(Provided information begins)

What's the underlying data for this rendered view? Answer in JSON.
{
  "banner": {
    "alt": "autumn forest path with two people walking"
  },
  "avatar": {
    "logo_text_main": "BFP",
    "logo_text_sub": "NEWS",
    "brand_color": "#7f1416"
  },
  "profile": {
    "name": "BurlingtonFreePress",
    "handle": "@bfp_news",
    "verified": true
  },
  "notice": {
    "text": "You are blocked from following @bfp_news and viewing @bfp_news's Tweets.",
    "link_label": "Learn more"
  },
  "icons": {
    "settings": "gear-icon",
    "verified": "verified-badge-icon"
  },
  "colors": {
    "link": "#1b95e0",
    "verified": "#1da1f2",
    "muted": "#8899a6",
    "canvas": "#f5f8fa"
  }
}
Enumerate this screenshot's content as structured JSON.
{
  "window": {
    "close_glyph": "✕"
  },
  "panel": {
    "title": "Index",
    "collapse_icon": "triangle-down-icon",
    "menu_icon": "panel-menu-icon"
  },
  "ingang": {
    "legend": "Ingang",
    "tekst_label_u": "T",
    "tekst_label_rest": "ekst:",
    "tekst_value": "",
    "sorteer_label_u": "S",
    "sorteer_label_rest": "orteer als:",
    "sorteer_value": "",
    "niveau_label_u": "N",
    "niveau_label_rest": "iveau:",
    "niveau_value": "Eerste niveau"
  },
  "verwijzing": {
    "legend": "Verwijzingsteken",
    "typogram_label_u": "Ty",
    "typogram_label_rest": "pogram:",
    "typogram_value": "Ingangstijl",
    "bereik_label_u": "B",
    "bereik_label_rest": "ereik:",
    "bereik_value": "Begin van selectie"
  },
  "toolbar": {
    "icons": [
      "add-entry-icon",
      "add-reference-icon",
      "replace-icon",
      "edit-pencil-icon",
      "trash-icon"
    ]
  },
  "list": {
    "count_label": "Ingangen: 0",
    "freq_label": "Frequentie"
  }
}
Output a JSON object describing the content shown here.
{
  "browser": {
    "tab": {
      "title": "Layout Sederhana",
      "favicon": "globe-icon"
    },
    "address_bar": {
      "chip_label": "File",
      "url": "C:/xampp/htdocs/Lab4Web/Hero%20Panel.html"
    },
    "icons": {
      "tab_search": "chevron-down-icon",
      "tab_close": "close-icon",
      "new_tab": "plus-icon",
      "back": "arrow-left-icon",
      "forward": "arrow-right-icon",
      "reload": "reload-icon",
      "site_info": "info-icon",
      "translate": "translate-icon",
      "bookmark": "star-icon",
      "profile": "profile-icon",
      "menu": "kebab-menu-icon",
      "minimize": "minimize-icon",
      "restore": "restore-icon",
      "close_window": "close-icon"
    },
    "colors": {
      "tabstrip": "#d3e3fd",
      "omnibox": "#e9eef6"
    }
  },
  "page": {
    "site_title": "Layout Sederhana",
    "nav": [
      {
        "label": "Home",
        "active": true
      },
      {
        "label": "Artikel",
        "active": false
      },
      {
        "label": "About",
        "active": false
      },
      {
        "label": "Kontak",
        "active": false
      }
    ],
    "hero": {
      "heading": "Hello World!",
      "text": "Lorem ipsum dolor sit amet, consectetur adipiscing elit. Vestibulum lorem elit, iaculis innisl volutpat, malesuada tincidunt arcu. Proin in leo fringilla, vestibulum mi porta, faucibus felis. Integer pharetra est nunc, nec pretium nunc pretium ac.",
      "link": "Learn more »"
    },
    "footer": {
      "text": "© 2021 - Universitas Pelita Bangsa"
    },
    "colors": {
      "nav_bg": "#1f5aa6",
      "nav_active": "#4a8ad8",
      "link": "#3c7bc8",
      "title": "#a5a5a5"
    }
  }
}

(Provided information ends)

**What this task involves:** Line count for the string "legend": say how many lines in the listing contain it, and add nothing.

**Solution to this task:** 2